Heide Hatry’s Not A Rose is a 4-year project that involved the artist’s making of 80 photographs of animal tongues, ears, intestines, penises, and internal organs shaped into flowers. The artist and some of her friends offer many reasons why she has turned animal parts that are usually discarded into pseudo-flowers, starting with autobiographical memories of the smells in her grandmother’s flower shop and her years of cutting up dead pigs on her family’s pig farm near Heidelberg. Continue reading

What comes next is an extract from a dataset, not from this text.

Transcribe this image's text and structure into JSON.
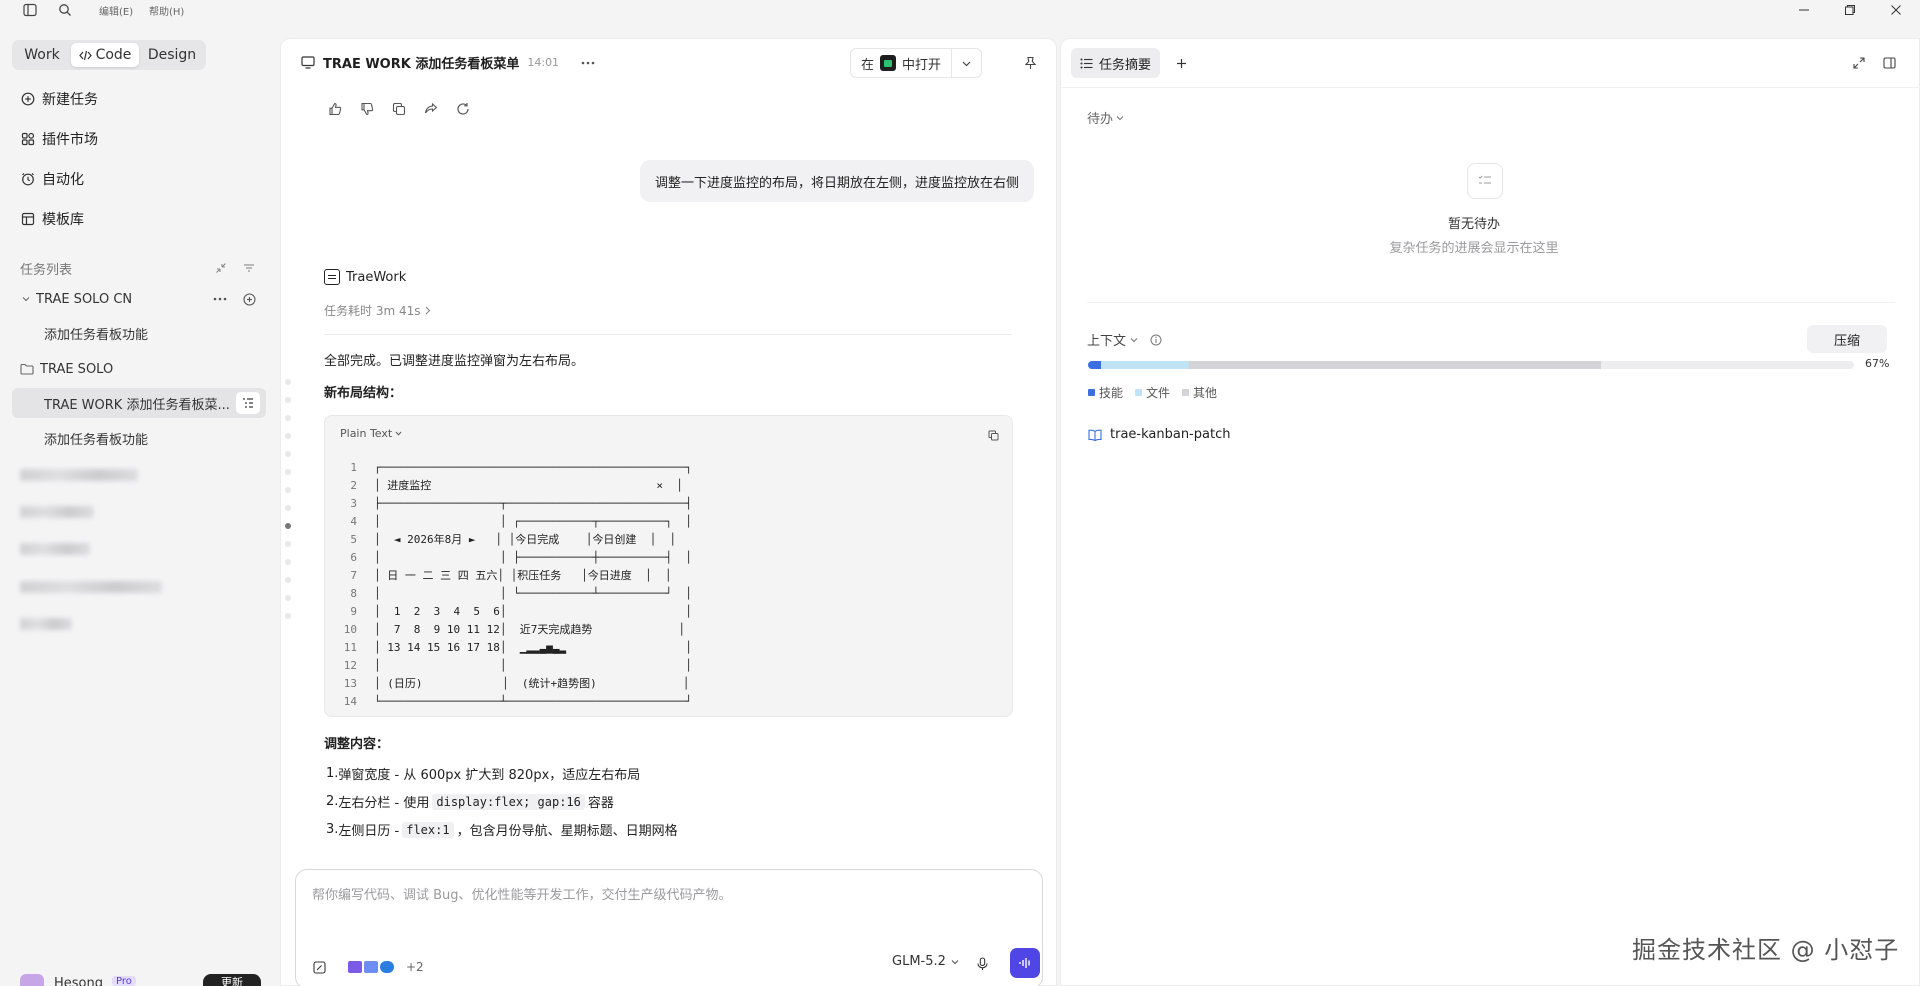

In The Paradoxical Object, published by London’s Black Dog Publishing, Joan Truckenbrod explores the paradoxes presented by her own artistic medium, the new and quickly expanding digital realm that fuses both video and sculpture, engaging the viewer in a multisensory, and often extrasensory, experience. Video and sculpture are inherently opposing forces—the former ephemeral and transitory, the latter fixed and tangible. Continue reading
Reading Louise Bourgeois’s journals is an intimate, visceral experience. Due to my eagerness to “read” Bourgeois, I skipped the texts by art historians and psychoanalysts and plunged into her writings, which is volume two. Philip Larratt-Smith’s concise editor’s note says that most original spellings, capitalizations, and spacings have been maintained and that the artist’s most intensive period of psychoanalysis was 1952-66 with Dr. Henry Lowenfeld. These journals give us glimpses of those years and writings up to 2008. Continue reading
As part of a touring Miró retrospective, which started at Tate Modern last spring and is currently up at the National Gallery of Art in Washington, DC (through August 2012), curators Marko Daniel and Matthew Gale have published Joan Miró: The Ladder of Escape, a monograph covering the entirety of the artist’s career. In contrast to your typical retrospective catalogue, The Ladder of Escape emphasizes how Miró and his work were affected by the political history of his native Catalonia, Franco’s Spain, and World War II.
The exhibition “Louise Bourgeois: Conscious and Unconscious,” organized by the Qatar Museums Authority (QMA) and shown at its gallery from January 20–June 1, 2012, features 30 works created between 1947 and 2009. One work that will remain in Qatar is the giant spider Maman (Mother), first shown at the Tate Modern’s giant Turbine Hall in 2000 with three monumental towers, I DO, I UNDO, I REDO. I discussed these in Sculpture at that time. The towers were not shown in Qatar, but the current exhibition’s curator, Philip Larratt-Smith, gives these works new poignancy by discussing them explicitly in the catalogue in the context of Bourgeois’s other works and of the artist’s Freudian self-questionings of her life as a child and as a mother. Larratt-Smith links I Do to the good mother, I UNDO to the bad mother letting her milk drip as the baby goes hungry, and I REDO to the mother’s self-examination and redress of her state.
Running now through May 27, 2012, Nevin Aladağ’s exhibition “Sahne|Stage” populates ARTER’s Istanbul galleries with fantastical curtains of hair. In each composition, the brightly colored, artificial strands hang from a pole, alternately parted in the middle, pulled back, even braided or in loose pigtails. Elegant and evocative, these allusive works manage to convey specific hairstyles as well as functioning stage curtains. The larger works are interactive, and visitors can step into a recessed wall space behind the hair and perform as if on a stage or watch others doing so. This performative theatricality also extends to the works themselves—synthetic and often neon colored, they are flamboyant costume wigs that don’t even try to look like real hair.
Oliver Herring, born in Germany and now living and working in Brooklyn, is one of the more innovative artists working in New York today. He is a person of both principle and experiment, and, perhaps most important, he remains interested in exploring the figure—through his early knit pieces, his vivid photo sculptures of people, his films and videos, and his performances. His wide profile of expression not only demonstrates Herring’s ease with many kinds of situations, it calls up the audience’s interest as well. The book Oliver Herring: Me Us Them, published by the museum at Skidmore College, offers a somewhat brief but nonetheless sharp investigation into the motives and mechanics of Herring’s art. There is a long interview with author Ian Berry, and an essay by Lawrence Rinder, both of which offer ample insight into Herring and his work. Indeed, the interaction that occurs during the course of the conversation between Rinder and the artist allows Herring to do what he does best, namely, work out an intuitive interaction with another person that touches the social aspects of art and the art itself in highly interesting ways. (The scenario of Herring’s highly creative TASK, a communal art activity dependent on the participants’ ability to create something from inexpensive art materials, perfectly defines his progressive, democratic notion that everyone can and, most likely, should make art.)